== What to work on ==
Which lines in the data below contain the word "icon"? Return each of them.

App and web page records
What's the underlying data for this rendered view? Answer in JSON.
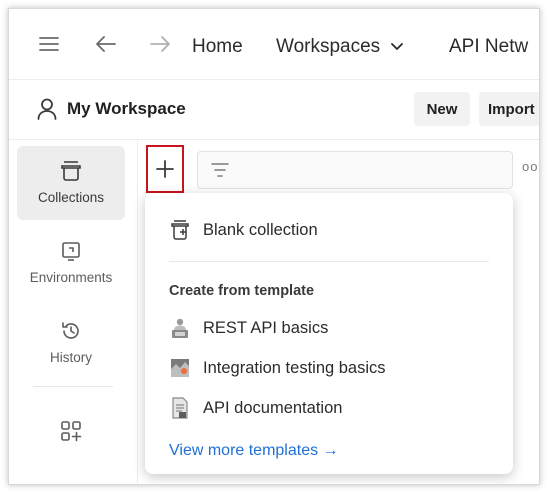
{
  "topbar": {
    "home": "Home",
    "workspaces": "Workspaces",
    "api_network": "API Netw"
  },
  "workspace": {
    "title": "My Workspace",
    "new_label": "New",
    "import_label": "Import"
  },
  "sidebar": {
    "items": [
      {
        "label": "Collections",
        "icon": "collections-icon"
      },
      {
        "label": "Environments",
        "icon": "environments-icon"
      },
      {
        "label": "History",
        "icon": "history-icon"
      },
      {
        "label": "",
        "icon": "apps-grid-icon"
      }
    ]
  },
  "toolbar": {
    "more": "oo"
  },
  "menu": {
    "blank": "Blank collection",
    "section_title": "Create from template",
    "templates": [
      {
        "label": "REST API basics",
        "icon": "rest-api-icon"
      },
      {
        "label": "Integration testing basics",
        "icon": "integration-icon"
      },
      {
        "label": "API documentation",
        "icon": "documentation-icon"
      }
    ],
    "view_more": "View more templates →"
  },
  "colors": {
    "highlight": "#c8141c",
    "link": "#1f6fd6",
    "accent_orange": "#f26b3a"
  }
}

== Answer to the exercise ==
        "icon": "collections-icon"
        "icon": "environments-icon"
        "icon": "history-icon"
        "icon": "apps-grid-icon"
        "icon": "rest-api-icon"
        "icon": "integration-icon"
        "icon": "documentation-icon"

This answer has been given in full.